### Problem to solve
Scan the entries below for the word "data". Copy out every line in which it occurs.

### Source material
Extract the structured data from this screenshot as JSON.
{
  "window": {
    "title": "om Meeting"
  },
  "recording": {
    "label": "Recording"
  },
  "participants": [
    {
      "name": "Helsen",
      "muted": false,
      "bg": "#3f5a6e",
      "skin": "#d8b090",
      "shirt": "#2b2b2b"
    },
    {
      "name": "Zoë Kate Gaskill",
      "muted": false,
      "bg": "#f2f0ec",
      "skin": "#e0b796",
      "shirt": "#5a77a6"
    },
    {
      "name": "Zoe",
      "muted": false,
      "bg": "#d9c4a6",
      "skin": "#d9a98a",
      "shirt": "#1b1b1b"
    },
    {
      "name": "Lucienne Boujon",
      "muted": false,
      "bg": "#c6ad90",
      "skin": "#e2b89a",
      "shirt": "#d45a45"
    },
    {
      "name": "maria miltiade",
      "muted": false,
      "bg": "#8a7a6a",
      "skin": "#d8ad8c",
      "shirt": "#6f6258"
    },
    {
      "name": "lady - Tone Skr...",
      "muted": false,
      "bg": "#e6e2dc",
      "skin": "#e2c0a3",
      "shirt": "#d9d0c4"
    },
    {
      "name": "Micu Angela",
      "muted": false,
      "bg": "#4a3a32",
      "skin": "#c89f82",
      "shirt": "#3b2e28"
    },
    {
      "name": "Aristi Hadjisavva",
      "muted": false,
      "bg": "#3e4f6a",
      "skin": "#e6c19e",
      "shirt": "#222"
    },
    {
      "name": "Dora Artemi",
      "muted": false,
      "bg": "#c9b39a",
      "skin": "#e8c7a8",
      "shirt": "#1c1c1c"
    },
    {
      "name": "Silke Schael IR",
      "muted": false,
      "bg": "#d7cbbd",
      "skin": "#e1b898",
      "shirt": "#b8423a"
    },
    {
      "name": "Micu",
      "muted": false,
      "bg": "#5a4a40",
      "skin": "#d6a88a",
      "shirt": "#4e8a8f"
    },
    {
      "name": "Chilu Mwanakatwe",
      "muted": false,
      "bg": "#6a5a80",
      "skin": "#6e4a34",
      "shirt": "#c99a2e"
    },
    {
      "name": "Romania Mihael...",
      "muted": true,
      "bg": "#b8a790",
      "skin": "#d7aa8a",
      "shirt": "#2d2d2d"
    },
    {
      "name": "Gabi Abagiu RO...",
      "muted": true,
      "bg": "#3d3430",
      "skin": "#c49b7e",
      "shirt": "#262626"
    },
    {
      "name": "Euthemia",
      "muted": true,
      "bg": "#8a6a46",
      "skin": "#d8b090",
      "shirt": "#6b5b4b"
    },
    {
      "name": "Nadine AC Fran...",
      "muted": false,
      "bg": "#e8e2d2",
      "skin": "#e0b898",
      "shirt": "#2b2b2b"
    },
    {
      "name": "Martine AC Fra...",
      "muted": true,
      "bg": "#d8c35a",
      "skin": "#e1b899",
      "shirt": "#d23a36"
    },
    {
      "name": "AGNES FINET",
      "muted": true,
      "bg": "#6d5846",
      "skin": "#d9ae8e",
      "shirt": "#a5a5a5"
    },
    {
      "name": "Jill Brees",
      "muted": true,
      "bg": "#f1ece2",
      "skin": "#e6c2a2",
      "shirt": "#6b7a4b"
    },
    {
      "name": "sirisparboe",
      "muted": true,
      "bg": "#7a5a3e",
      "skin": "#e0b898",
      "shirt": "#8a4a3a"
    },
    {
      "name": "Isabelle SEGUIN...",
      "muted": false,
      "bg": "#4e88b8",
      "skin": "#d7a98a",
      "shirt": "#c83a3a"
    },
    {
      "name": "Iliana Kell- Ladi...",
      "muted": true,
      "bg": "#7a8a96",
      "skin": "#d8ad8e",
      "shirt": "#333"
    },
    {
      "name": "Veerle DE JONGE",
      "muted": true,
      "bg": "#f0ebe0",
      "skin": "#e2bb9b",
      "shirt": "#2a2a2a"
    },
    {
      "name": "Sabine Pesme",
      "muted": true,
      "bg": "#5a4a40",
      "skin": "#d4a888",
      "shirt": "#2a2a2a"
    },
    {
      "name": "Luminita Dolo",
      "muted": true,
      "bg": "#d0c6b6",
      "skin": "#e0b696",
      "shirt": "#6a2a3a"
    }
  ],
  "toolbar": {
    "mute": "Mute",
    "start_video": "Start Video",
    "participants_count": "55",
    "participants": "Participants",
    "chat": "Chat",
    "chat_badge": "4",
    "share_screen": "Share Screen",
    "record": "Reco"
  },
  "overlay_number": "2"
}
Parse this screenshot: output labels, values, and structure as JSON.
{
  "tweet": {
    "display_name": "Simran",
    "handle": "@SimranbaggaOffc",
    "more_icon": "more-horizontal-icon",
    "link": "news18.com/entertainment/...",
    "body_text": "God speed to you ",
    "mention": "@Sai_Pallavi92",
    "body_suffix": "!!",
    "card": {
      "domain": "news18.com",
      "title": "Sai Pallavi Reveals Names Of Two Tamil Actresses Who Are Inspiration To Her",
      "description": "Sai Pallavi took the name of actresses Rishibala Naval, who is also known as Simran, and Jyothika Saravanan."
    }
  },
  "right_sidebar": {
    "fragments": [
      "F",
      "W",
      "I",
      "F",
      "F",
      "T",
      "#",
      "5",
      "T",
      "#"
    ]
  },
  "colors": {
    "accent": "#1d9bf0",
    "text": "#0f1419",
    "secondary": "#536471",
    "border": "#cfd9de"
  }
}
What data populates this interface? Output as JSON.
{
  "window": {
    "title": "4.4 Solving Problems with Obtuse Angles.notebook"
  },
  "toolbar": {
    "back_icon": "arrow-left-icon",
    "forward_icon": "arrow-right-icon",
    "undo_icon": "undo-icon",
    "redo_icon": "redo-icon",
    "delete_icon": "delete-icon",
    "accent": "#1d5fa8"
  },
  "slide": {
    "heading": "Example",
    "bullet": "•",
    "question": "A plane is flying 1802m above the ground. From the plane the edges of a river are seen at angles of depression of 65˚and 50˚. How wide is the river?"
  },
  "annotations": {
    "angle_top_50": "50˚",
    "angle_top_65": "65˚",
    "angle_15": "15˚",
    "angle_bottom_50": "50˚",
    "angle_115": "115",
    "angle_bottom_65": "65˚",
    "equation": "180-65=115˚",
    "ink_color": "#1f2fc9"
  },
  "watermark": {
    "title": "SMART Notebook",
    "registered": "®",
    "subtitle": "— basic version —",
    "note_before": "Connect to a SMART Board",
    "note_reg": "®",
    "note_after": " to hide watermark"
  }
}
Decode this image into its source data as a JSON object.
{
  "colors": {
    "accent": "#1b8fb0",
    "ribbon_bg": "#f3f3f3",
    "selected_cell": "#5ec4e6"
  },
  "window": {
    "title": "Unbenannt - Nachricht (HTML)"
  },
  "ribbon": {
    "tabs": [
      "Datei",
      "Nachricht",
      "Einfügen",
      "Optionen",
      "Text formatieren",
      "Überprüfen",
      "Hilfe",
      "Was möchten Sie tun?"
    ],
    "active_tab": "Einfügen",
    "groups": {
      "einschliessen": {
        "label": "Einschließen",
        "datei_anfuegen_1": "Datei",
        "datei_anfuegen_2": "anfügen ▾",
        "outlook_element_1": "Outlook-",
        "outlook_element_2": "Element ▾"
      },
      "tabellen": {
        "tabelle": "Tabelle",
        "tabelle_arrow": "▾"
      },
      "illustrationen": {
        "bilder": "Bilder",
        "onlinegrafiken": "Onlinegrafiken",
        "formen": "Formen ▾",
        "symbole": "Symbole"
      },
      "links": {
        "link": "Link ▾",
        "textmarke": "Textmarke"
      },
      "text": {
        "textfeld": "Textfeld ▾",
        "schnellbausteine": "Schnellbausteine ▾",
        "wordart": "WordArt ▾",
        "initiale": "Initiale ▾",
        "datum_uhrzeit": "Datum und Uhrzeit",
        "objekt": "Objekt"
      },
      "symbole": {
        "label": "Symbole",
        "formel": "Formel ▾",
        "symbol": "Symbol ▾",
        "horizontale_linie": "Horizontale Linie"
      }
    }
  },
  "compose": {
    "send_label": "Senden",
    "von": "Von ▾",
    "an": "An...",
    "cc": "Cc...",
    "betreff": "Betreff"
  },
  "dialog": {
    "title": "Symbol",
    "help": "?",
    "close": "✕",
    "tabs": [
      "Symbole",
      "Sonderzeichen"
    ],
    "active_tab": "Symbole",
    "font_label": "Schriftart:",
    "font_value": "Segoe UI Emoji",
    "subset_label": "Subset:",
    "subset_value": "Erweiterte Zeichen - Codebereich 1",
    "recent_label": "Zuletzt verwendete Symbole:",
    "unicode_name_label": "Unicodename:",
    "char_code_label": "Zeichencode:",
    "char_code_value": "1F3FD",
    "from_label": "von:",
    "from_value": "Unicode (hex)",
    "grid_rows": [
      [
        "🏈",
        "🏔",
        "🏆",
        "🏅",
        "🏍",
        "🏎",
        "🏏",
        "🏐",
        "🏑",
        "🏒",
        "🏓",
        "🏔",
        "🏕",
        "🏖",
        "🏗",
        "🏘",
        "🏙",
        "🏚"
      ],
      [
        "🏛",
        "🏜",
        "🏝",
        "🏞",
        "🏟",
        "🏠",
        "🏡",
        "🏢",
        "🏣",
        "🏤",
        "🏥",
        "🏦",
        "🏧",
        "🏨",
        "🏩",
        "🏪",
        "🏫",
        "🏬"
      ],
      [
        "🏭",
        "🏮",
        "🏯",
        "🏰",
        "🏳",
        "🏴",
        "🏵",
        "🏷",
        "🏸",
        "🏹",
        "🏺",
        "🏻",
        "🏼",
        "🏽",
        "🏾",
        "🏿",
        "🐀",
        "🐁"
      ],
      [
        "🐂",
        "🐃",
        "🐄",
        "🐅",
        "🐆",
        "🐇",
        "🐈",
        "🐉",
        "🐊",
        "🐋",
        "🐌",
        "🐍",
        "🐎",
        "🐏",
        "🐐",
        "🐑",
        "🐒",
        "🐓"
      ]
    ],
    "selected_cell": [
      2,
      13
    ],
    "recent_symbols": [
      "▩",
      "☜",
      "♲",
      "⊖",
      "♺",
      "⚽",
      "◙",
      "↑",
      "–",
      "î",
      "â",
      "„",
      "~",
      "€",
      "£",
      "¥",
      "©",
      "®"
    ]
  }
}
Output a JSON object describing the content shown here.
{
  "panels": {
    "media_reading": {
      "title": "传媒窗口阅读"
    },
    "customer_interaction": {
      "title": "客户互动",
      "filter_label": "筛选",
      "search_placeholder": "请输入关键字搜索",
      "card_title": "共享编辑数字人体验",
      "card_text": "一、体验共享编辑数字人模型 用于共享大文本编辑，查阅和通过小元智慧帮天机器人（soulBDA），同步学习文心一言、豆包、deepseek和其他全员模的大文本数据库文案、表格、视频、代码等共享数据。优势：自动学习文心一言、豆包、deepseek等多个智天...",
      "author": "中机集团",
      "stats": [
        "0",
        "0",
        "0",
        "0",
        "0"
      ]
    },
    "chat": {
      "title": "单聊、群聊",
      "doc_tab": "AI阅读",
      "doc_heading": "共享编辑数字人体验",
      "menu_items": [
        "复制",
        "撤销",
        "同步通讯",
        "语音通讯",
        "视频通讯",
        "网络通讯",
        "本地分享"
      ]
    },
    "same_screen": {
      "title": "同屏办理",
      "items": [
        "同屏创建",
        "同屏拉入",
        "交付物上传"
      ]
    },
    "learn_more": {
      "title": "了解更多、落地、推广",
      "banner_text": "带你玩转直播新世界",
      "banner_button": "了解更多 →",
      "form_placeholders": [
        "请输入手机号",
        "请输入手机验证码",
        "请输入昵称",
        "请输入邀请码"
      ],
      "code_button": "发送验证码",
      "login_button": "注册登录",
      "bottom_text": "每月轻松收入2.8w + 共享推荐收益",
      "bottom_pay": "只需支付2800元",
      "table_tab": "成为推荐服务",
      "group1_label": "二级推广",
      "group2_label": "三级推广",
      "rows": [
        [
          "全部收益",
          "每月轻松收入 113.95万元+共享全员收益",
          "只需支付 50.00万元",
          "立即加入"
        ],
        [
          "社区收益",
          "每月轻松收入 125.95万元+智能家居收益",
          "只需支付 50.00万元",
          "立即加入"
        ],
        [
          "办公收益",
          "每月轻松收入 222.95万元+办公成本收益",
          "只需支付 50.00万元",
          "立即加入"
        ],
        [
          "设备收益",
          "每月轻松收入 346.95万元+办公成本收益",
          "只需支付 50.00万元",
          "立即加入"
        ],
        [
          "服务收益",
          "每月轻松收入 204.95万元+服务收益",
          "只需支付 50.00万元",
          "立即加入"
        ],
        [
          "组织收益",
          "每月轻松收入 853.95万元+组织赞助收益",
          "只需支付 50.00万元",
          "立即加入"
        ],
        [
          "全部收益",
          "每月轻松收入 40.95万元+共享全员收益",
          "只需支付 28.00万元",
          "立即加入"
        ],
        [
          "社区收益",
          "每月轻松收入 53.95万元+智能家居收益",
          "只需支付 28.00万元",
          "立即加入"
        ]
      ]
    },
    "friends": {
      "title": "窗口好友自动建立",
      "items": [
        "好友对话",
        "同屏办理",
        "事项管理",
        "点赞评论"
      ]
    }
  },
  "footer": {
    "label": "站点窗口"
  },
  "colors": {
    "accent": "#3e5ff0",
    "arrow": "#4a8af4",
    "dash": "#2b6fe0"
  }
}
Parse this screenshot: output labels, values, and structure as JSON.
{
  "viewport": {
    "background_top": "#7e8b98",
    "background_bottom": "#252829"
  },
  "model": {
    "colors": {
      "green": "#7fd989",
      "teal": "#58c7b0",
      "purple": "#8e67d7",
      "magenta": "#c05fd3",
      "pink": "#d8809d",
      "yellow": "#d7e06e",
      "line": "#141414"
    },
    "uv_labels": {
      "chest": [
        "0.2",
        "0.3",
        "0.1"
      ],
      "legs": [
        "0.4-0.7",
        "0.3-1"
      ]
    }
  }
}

### Answer to this problem
Extract the structured data from this screenshot as JSON.
What data populates this interface? Output as JSON.
Decode this image into its source data as a JSON object.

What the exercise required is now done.